Looking at the name of this documentary, Fire of Love, the exact subject matter of film is not conveyed straightforwardly through the title. While after watching it, the unwavering love between Kraffts and volcanoes remains in my mind. It helps to inspire the audience to be more courageous in pursing their own passions is what makes this documentary more meaning to every individual viewer. Thus, for the article published on the FASE, it is worth to write an analysis and expansion of the documentary’s name that provides a deep and comprehensive deconstruction of various kinds of love hidden in Kraffts relationship with volcanoes.
The film portrays a passionate and complex love, and among all of them, the most obvious one is Krafft couple’s love to each other. Like the narration stated, “Alone, they could only dream of volcanoes. Together, they can reach them.” After watch the film, the kind of mutualism love is depicted through actions and words, no matter they were physically together or not, their needs for each other is significant, especially when it comes to something related to volcanology.
Another unwavering love in the documentary is their shared passionate about volcanoes. It was this love that encourages them to live with a countercultural spirit, not having children and traveling around the world, in late 60s. The great love about volcanoes has turned them into bold explorers. Even though the topic about death is frequently mentioned in the latter part of film, they were not talking in a heavy tone, but the excitement of practicing volcano research had surpassed every other emotion.
Last but not least, one of the least mentioned types of love portrayed in the film is Maurice and Katia’s love to human beings. As someone bored during the height of World War II, Kraffts were obsessed with volcanoes for seeking the comfort from nature that is greater human power. However, despite the disappointment towards humanity, the ultimate destination of their studies was still focused on how to save more life. Cooperated with government, they had made great contributions in raising the awareness of volcanic risks and helped with the evacuation of villages before eruptions. Though it was begun with the purpose of escaping human society, what they had finally achieved were much greater than simply walk into natures.
By analysing those three kinds of love, it does not only provide a comprehensive interpretation of film but also encourages audience for pursuing their dreams, for loving people around.

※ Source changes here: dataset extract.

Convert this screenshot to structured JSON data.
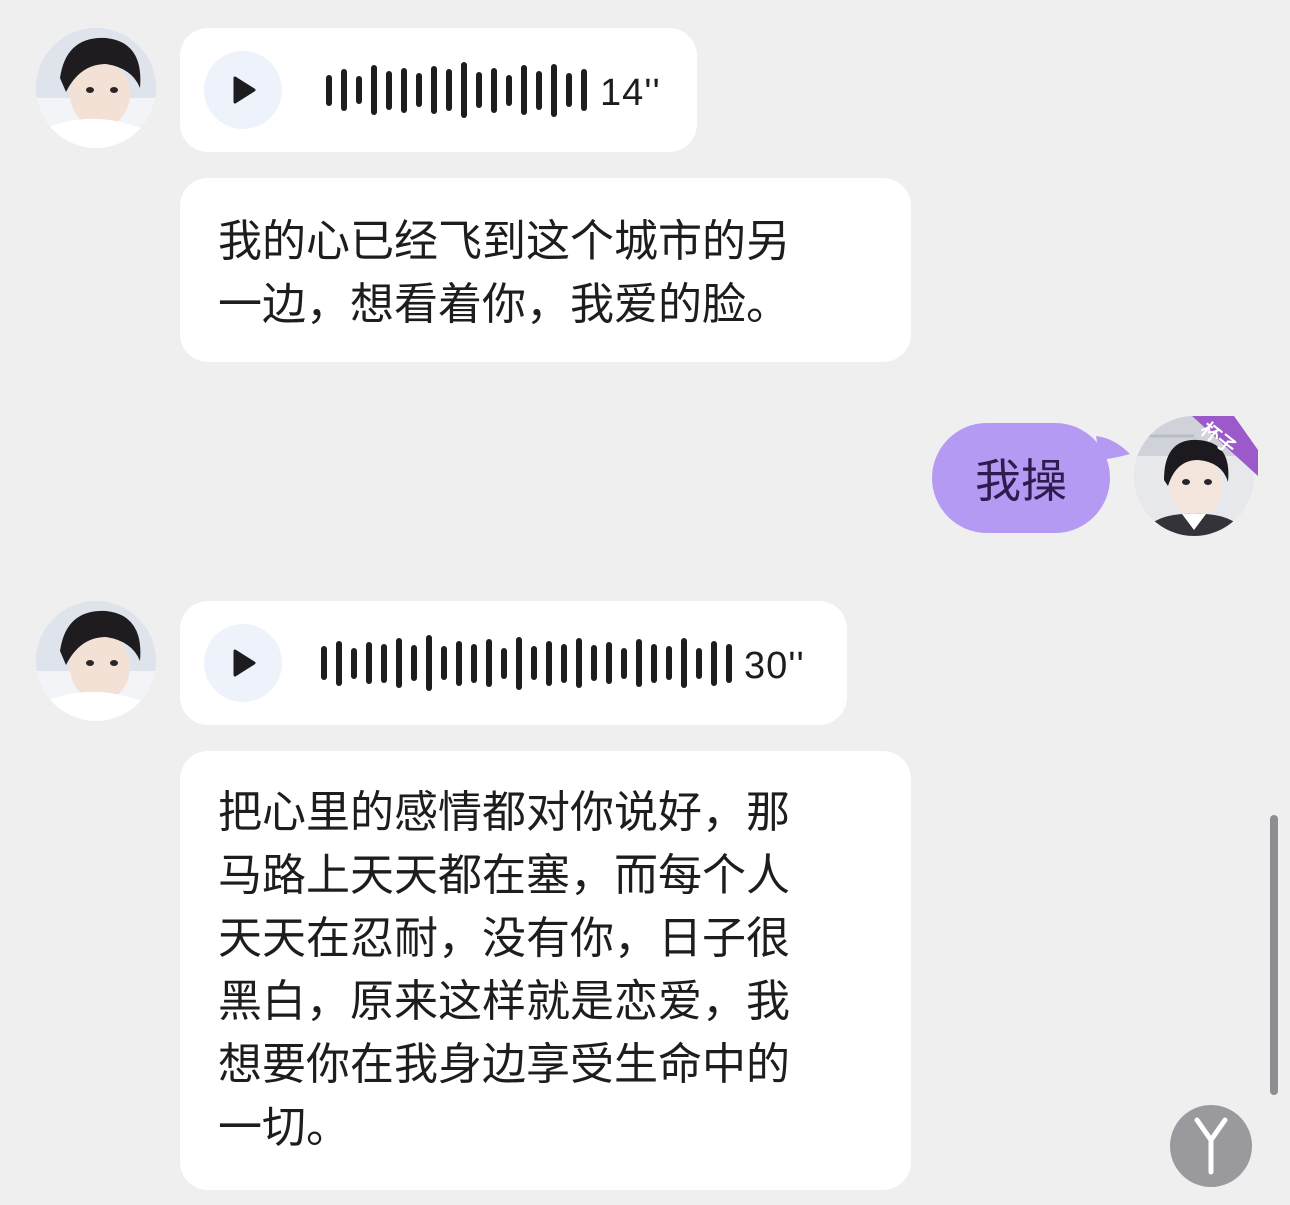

The film presents a possibility of what would life look like when love becomes the primary reason behind every choice. Looking at Katia and Maurice, when life is driven by love and passion, it eventually leads to a road that is more unconventional yet more bright and meaningful, to both individual and public.
(image credit: Sandbox Film)